*Directions*: For every line in the data below that contains "localhost", copy the line.

[Records contained in a dataset]
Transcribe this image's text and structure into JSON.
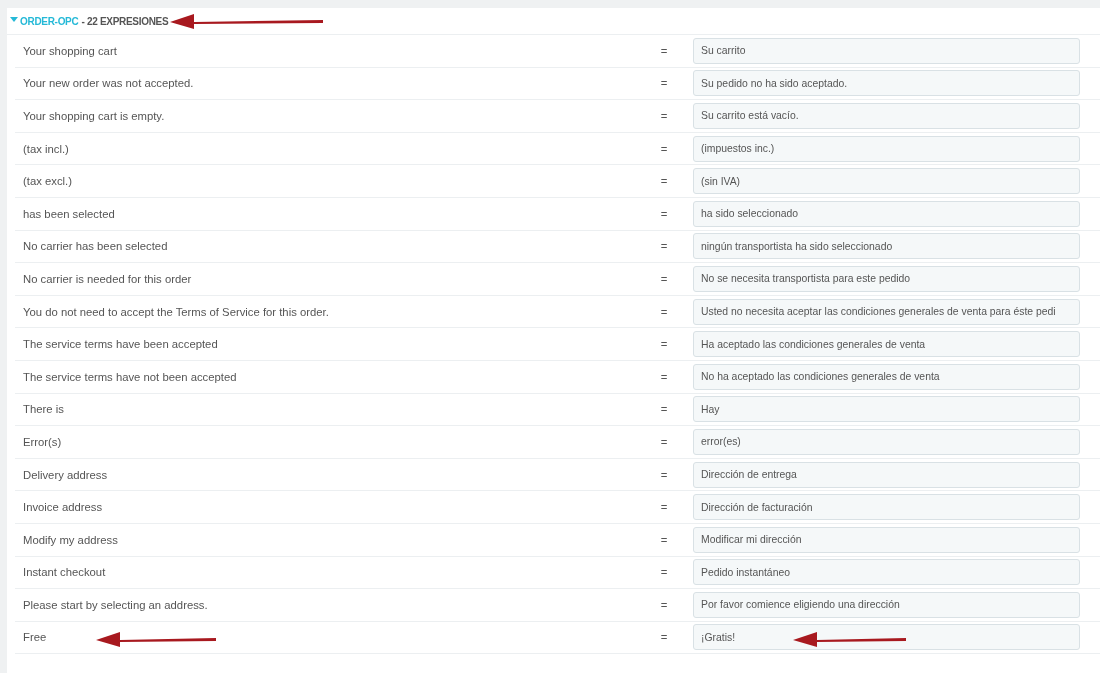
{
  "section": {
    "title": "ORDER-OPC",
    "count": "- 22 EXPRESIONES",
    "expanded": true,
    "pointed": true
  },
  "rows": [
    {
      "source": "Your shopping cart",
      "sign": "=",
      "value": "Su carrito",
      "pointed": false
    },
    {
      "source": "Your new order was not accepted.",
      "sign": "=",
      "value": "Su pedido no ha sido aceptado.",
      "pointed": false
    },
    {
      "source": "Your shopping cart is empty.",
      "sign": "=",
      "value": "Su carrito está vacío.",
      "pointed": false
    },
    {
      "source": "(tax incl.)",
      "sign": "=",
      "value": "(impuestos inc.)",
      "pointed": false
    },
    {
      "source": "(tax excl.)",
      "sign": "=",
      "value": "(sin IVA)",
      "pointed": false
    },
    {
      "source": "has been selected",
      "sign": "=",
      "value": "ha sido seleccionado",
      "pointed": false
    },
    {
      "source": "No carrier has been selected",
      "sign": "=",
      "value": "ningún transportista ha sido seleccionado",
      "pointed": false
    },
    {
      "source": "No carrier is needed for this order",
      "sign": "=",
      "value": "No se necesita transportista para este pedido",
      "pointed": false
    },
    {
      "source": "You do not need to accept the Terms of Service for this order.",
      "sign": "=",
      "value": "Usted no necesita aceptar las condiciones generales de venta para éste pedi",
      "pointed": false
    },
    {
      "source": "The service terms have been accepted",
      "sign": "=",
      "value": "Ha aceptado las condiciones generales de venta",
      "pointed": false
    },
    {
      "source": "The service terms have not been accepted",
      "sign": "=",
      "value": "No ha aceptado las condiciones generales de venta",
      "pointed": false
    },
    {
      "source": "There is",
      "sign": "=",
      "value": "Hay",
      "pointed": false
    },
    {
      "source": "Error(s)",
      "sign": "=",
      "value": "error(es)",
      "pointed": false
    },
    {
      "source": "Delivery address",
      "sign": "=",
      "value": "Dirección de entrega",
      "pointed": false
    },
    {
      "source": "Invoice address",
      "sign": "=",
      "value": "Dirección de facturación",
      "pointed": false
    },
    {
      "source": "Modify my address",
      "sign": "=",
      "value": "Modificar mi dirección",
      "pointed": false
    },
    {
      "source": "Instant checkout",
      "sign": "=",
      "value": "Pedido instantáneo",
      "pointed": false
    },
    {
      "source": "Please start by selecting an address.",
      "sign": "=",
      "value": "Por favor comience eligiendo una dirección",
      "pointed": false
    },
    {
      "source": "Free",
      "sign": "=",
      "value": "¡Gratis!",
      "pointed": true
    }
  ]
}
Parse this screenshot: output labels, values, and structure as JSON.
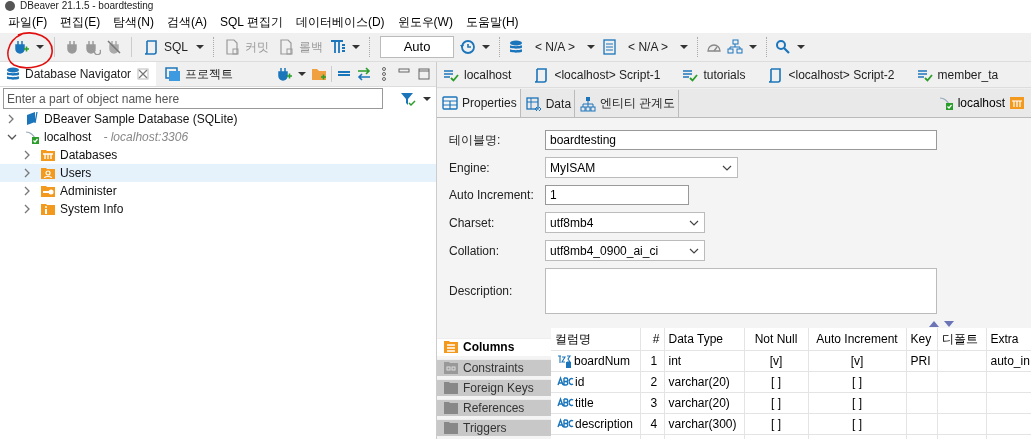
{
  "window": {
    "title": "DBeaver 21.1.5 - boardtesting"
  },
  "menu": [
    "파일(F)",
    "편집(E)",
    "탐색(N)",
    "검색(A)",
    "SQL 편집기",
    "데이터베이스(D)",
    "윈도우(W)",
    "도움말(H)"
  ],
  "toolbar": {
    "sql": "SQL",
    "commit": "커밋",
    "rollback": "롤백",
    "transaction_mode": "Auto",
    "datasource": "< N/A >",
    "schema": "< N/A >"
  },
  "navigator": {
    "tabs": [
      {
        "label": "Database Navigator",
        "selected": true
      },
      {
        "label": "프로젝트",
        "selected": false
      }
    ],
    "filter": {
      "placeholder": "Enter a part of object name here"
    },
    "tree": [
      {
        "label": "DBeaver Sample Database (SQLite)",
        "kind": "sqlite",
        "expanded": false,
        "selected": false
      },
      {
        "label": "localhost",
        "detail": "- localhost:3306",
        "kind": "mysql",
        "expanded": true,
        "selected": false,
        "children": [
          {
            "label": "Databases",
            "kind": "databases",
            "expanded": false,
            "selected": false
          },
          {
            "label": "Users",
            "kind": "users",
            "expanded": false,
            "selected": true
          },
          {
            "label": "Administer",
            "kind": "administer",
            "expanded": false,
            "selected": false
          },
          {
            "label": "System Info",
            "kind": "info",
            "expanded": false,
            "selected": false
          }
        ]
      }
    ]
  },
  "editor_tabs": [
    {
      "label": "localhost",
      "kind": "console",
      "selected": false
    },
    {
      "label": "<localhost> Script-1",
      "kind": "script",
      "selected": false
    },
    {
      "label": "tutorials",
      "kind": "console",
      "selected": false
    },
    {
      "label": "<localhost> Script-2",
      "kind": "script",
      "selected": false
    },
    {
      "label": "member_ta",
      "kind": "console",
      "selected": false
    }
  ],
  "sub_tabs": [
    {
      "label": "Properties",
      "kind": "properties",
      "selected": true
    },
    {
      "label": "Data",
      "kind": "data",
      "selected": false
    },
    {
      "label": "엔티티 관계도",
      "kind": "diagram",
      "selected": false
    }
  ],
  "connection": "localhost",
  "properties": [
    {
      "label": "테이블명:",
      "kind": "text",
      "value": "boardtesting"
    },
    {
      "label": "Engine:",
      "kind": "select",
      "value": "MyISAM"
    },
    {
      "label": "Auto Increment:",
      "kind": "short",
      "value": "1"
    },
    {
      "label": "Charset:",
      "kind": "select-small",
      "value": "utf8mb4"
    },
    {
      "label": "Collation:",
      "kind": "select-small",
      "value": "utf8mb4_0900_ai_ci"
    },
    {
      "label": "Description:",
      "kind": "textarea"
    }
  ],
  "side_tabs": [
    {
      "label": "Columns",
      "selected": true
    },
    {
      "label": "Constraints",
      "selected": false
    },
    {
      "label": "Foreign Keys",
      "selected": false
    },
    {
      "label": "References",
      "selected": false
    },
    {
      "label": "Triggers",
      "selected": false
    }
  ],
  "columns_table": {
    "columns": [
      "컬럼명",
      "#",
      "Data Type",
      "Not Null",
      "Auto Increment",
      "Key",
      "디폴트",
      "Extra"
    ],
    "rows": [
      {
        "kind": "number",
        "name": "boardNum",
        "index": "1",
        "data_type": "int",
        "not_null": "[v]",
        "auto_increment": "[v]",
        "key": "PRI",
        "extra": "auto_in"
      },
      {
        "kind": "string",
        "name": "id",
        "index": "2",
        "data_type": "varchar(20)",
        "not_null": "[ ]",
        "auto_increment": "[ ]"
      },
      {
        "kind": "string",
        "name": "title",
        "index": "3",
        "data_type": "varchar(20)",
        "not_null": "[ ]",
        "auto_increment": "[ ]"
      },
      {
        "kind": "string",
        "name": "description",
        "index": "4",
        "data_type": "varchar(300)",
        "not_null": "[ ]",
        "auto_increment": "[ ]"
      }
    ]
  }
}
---
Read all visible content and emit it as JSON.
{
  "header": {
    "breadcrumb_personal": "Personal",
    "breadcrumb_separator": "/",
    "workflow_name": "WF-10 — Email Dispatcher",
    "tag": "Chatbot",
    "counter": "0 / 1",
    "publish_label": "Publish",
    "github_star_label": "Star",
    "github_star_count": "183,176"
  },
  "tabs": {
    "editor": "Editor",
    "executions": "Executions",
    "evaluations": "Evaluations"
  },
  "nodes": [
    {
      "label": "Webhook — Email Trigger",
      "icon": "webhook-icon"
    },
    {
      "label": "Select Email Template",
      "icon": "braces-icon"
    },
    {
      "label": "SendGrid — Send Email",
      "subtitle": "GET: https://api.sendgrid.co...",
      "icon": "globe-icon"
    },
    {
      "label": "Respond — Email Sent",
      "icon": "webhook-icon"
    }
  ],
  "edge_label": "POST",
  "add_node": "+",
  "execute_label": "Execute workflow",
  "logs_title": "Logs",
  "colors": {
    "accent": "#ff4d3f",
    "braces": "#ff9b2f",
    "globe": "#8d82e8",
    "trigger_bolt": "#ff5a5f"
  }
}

*Response to this exercise*:
        "label": "localhost",
        "detail": "- localhost:3306",
      "label": "localhost",
      "label": "<localhost> Script-1",
      "label": "<localhost> Script-2",
  "connection": "localhost",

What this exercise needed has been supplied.